Nariman House reopens after the 26/11 attack
For the grandparents of baby Moshe, crossing the threshold of Nariman House which re-opened on Tuesday after the 26/11 terror attack almost six years ago, was both joyful and agonising.
It was within these walls – which still bear the scars of bullets and shrapnel – that Rabbi Nachman Holtzberg’s son Gavriel and daughter-in-law Rivka were killed during the 2008 siege. Their two-year-old son Moshe was pulled away to safety by his Indian nanny Sandra Samuel.
“I am happy but we cannot forget, this is where we lost them,” Mr. Holtzberg told The Hindu. Moshe is now almost eight years old. “He asks about his parents a lot. He wants to come to India and see where they lived,” said Mr. Holtzberg.
On their tiny camera, his wife Freida proudly displays photographs of Moshe on the football field, eating ice-cream and playing with his Lego set. “He looks just like my son did at that age. He also loves going to the zoo,” says Freida Holtzberg. His nanny Sandra, who remains in Israel, is still a part of his life.
Gavriel led the Chabad Lubavitch community in the city and lived at Nariman House. The building has now been resurrected but still bears chilling testimony to the terror strike. At the spot where Gavriel was killed, the wall ridden with bullet marks remains intact.
Two entire floors are preserved as they were during the siege, with the walls and ceiling pock-marked with gun-shots and blood-stains. Moshe’s room has paintings of little birds and alphabets, amidst bullet-holes.
The two floors will house a $ 2.5 million museum, a memorial to all the victims of 26/11. “We don’t want to whitewash history, so we preserved the interiors,” said Nick Applebaum who led the design for the museum.
‘First true memorial’
“This is a project for all of India. It will be the first true memorial for the victims of the Mumbai terror attacks,” he added. The terrace of Nariman House will list the names of all 166 victims of the attack. It is a vantage point from where most of the 26/11 targets can be seen.

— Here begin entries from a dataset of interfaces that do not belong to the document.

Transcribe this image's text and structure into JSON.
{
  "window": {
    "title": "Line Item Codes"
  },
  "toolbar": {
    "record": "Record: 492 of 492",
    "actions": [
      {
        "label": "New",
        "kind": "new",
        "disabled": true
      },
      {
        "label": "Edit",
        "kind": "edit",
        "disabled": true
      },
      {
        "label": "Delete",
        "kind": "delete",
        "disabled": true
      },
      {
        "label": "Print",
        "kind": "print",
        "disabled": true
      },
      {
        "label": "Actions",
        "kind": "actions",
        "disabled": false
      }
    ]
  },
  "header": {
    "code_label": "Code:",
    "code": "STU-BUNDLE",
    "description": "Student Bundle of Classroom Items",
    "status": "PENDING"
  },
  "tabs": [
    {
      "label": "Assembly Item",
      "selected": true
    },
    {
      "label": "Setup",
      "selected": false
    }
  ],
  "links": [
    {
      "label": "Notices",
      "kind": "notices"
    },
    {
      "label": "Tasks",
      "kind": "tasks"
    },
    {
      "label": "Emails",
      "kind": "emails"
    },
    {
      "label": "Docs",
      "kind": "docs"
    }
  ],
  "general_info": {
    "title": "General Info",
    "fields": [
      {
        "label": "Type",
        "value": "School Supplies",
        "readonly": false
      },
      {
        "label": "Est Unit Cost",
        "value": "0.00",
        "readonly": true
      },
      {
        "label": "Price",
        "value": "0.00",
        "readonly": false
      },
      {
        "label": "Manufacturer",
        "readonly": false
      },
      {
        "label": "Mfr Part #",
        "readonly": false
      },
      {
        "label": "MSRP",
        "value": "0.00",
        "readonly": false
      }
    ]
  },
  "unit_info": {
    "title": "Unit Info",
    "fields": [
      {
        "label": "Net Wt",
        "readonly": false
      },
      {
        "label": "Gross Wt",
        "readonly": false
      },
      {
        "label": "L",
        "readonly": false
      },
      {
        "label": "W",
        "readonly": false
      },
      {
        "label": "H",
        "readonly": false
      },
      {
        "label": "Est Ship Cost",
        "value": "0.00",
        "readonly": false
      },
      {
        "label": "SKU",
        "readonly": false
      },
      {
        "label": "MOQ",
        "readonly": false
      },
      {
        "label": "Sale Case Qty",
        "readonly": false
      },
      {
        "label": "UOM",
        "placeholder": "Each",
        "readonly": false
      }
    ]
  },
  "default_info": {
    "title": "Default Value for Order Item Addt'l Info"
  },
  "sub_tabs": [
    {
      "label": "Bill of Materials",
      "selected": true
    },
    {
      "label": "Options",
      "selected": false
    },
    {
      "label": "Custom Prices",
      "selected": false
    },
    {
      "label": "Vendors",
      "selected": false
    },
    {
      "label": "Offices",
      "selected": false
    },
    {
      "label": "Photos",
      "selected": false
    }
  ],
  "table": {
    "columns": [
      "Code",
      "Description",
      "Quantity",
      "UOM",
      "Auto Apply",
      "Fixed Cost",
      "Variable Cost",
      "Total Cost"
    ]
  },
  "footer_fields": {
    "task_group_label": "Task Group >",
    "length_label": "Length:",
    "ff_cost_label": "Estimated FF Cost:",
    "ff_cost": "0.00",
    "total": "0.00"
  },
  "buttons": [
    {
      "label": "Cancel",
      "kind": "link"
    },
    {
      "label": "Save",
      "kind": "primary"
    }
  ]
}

The museum is yet to be built but the rest of the Chabad Centre re-opened in Tuesday with more than 25 rabbis from across Asia joining the celebrations. “We have not left Mumbai for a day. We want to continue their work. We did not want to look for a new building. We hope the families find solace here,” said the new director of the Chabad Centre Rabbi Yisroel Kozlovsky.